Exercise details: Your answer should be an exact copy of all the entries, free of pictures.

Supplied records:
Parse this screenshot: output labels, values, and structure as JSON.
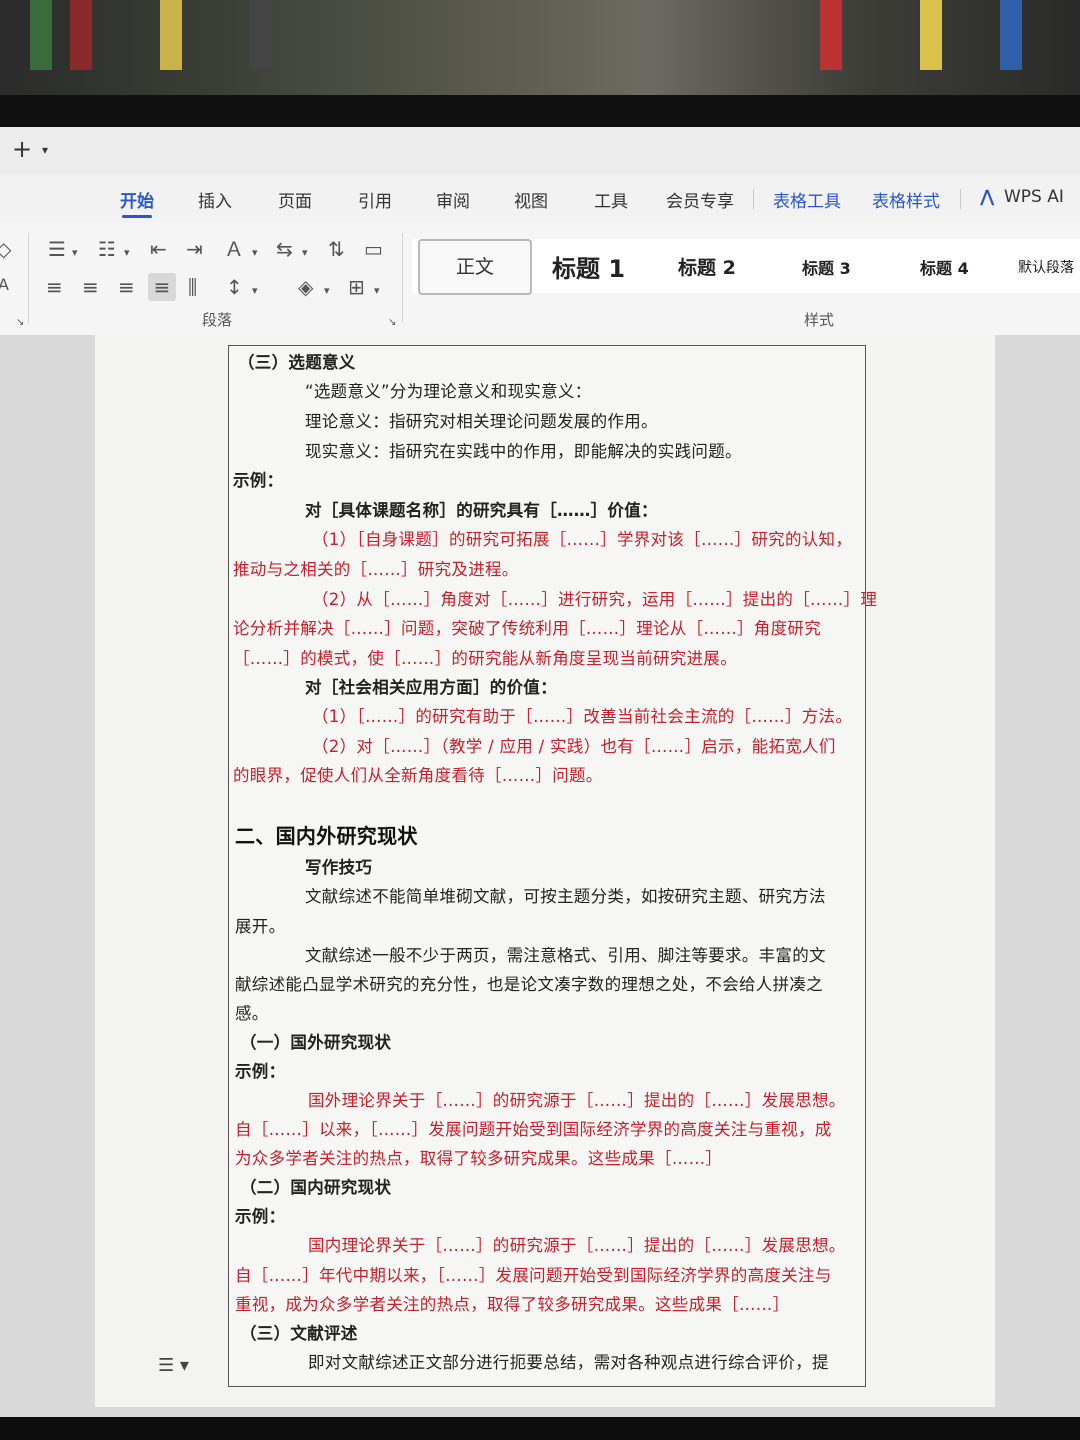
{
  "tabbar": {
    "new_tab": "+",
    "chevron": "⌄"
  },
  "menu": {
    "items": [
      "开始",
      "插入",
      "页面",
      "引用",
      "审阅",
      "视图",
      "工具",
      "会员专享",
      "表格工具",
      "表格样式",
      "WPS AI"
    ]
  },
  "toolbar": {
    "paragraph_group_label": "段落",
    "styles_group_label": "样式",
    "styles": [
      "正文",
      "标题 1",
      "标题 2",
      "标题 3",
      "标题 4",
      "默认段落"
    ]
  },
  "document": {
    "lines": [
      "（三）选题意义",
      "“选题意义”分为理论意义和现实意义：",
      "理论意义：指研究对相关理论问题发展的作用。",
      "现实意义：指研究在实践中的作用，即能解决的实践问题。",
      "示例：",
      "对［具体课题名称］的研究具有［……］价值：",
      "（1）［自身课题］的研究可拓展［……］学界对该［……］研究的认知，",
      "推动与之相关的［……］研究及进程。",
      "（2）从［……］角度对［……］进行研究，运用［……］提出的［……］理",
      "论分析并解决［……］问题，突破了传统利用［……］理论从［……］角度研究",
      "［……］的模式，使［……］的研究能从新角度呈现当前研究进展。",
      "对［社会相关应用方面］的价值：",
      "（1）［……］的研究有助于［……］改善当前社会主流的［……］方法。",
      "（2）对［……］（教学 / 应用 / 实践）也有［……］启示，能拓宽人们",
      "的眼界，促使人们从全新角度看待［……］问题。",
      "二、国内外研究现状",
      "写作技巧",
      "文献综述不能简单堆砌文献，可按主题分类，如按研究主题、研究方法",
      "展开。",
      "文献综述一般不少于两页，需注意格式、引用、脚注等要求。丰富的文",
      "献综述能凸显学术研究的充分性，也是论文凑字数的理想之处，不会给人拼凑之",
      "感。",
      "（一）国外研究现状",
      "示例：",
      "国外理论界关于［……］的研究源于［……］提出的［……］发展思想。",
      "自［……］以来，［……］发展问题开始受到国际经济学界的高度关注与重视，成",
      "为众多学者关注的热点，取得了较多研究成果。这些成果［……］",
      "（二）国内研究现状",
      "示例：",
      "国内理论界关于［……］的研究源于［……］提出的［……］发展思想。",
      "自［……］年代中期以来，［……］发展问题开始受到国际经济学界的高度关注与",
      "重视，成为众多学者关注的热点，取得了较多研究成果。这些成果［……］",
      "（三）文献评述",
      "即对文献综述正文部分进行扼要总结，需对各种观点进行综合评价，提"
    ]
  },
  "colors": {
    "accent": "#2a58c9",
    "example_text": "#c8202a"
  }
}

Your solution:
Parse this screenshot: output labels, values, and structure as JSON.
{
  "tabbar": {
    "new_tab": "+",
    "chevron": "⌄"
  },
  "menu": {
    "items": [
      "开始",
      "插入",
      "页面",
      "引用",
      "审阅",
      "视图",
      "工具",
      "会员专享",
      "表格工具",
      "表格样式",
      "WPS AI"
    ]
  },
  "toolbar": {
    "paragraph_group_label": "段落",
    "styles_group_label": "样式",
    "styles": [
      "正文",
      "标题 1",
      "标题 2",
      "标题 3",
      "标题 4",
      "默认段落"
    ]
  },
  "document": {
    "lines": [
      "（三）选题意义",
      "“选题意义”分为理论意义和现实意义：",
      "理论意义：指研究对相关理论问题发展的作用。",
      "现实意义：指研究在实践中的作用，即能解决的实践问题。",
      "示例：",
      "对［具体课题名称］的研究具有［……］价值：",
      "（1）［自身课题］的研究可拓展［……］学界对该［……］研究的认知，",
      "推动与之相关的［……］研究及进程。",
      "（2）从［……］角度对［……］进行研究，运用［……］提出的［……］理",
      "论分析并解决［……］问题，突破了传统利用［……］理论从［……］角度研究",
      "［……］的模式，使［……］的研究能从新角度呈现当前研究进展。",
      "对［社会相关应用方面］的价值：",
      "（1）［……］的研究有助于［……］改善当前社会主流的［……］方法。",
      "（2）对［……］（教学 / 应用 / 实践）也有［……］启示，能拓宽人们",
      "的眼界，促使人们从全新角度看待［……］问题。",
      "二、国内外研究现状",
      "写作技巧",
      "文献综述不能简单堆砌文献，可按主题分类，如按研究主题、研究方法",
      "展开。",
      "文献综述一般不少于两页，需注意格式、引用、脚注等要求。丰富的文",
      "献综述能凸显学术研究的充分性，也是论文凑字数的理想之处，不会给人拼凑之",
      "感。",
      "（一）国外研究现状",
      "示例：",
      "国外理论界关于［……］的研究源于［……］提出的［……］发展思想。",
      "自［……］以来，［……］发展问题开始受到国际经济学界的高度关注与重视，成",
      "为众多学者关注的热点，取得了较多研究成果。这些成果［……］",
      "（二）国内研究现状",
      "示例：",
      "国内理论界关于［……］的研究源于［……］提出的［……］发展思想。",
      "自［……］年代中期以来，［……］发展问题开始受到国际经济学界的高度关注与",
      "重视，成为众多学者关注的热点，取得了较多研究成果。这些成果［……］",
      "（三）文献评述",
      "即对文献综述正文部分进行扼要总结，需对各种观点进行综合评价，提"
    ]
  },
  "colors": {
    "accent": "#2a58c9",
    "example_text": "#c8202a"
  }
}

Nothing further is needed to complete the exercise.